[Start of Attachment]
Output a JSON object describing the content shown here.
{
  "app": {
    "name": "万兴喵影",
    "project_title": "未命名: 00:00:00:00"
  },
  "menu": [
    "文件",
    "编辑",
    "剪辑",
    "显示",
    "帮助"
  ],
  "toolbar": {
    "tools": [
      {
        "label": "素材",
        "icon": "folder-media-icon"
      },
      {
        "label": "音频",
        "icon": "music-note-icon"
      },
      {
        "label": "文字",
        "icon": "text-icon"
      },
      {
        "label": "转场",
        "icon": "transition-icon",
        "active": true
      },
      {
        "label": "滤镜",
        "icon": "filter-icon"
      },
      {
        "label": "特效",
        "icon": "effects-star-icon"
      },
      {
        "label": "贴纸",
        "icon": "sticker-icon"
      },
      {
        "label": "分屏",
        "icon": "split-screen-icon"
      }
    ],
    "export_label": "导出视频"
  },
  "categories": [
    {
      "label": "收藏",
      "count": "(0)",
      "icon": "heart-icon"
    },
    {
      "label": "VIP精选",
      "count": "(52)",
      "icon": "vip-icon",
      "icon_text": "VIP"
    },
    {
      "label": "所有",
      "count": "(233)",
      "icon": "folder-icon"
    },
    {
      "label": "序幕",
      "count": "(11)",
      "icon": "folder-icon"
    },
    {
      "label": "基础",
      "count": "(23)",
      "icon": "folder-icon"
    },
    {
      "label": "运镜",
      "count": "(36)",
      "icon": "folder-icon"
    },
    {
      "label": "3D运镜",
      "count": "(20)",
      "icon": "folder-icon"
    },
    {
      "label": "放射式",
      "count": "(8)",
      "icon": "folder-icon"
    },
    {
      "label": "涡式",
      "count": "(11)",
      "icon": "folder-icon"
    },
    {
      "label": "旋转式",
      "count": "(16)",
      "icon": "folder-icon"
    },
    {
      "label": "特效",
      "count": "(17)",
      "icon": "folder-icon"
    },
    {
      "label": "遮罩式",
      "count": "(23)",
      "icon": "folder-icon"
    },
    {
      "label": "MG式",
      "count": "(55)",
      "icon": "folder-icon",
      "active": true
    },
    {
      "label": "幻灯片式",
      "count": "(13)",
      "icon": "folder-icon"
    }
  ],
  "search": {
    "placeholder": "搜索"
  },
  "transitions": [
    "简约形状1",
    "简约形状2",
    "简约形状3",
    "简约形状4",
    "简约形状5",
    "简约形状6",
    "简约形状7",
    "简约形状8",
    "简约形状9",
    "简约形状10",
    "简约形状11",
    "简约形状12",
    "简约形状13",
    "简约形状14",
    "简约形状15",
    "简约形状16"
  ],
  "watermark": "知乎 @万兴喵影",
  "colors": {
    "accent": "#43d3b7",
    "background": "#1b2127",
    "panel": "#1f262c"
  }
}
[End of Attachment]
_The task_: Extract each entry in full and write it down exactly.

_The answer_:
Output a JSON object describing the content shown here.
{
  "app": {
    "name": "万兴喵影",
    "project_title": "未命名: 00:00:00:00"
  },
  "menu": [
    "文件",
    "编辑",
    "剪辑",
    "显示",
    "帮助"
  ],
  "toolbar": {
    "tools": [
      {
        "label": "素材",
        "icon": "folder-media-icon"
      },
      {
        "label": "音频",
        "icon": "music-note-icon"
      },
      {
        "label": "文字",
        "icon": "text-icon"
      },
      {
        "label": "转场",
        "icon": "transition-icon",
        "active": true
      },
      {
        "label": "滤镜",
        "icon": "filter-icon"
      },
      {
        "label": "特效",
        "icon": "effects-star-icon"
      },
      {
        "label": "贴纸",
        "icon": "sticker-icon"
      },
      {
        "label": "分屏",
        "icon": "split-screen-icon"
      }
    ],
    "export_label": "导出视频"
  },
  "categories": [
    {
      "label": "收藏",
      "count": "(0)",
      "icon": "heart-icon"
    },
    {
      "label": "VIP精选",
      "count": "(52)",
      "icon": "vip-icon",
      "icon_text": "VIP"
    },
    {
      "label": "所有",
      "count": "(233)",
      "icon": "folder-icon"
    },
    {
      "label": "序幕",
      "count": "(11)",
      "icon": "folder-icon"
    },
    {
      "label": "基础",
      "count": "(23)",
      "icon": "folder-icon"
    },
    {
      "label": "运镜",
      "count": "(36)",
      "icon": "folder-icon"
    },
    {
      "label": "3D运镜",
      "count": "(20)",
      "icon": "folder-icon"
    },
    {
      "label": "放射式",
      "count": "(8)",
      "icon": "folder-icon"
    },
    {
      "label": "涡式",
      "count": "(11)",
      "icon": "folder-icon"
    },
    {
      "label": "旋转式",
      "count": "(16)",
      "icon": "folder-icon"
    },
    {
      "label": "特效",
      "count": "(17)",
      "icon": "folder-icon"
    },
    {
      "label": "遮罩式",
      "count": "(23)",
      "icon": "folder-icon"
    },
    {
      "label": "MG式",
      "count": "(55)",
      "icon": "folder-icon",
      "active": true
    },
    {
      "label": "幻灯片式",
      "count": "(13)",
      "icon": "folder-icon"
    }
  ],
  "search": {
    "placeholder": "搜索"
  },
  "transitions": [
    "简约形状1",
    "简约形状2",
    "简约形状3",
    "简约形状4",
    "简约形状5",
    "简约形状6",
    "简约形状7",
    "简约形状8",
    "简约形状9",
    "简约形状10",
    "简约形状11",
    "简约形状12",
    "简约形状13",
    "简约形状14",
    "简约形状15",
    "简约形状16"
  ],
  "watermark": "知乎 @万兴喵影",
  "colors": {
    "accent": "#43d3b7",
    "background": "#1b2127",
    "panel": "#1f262c"
  }
}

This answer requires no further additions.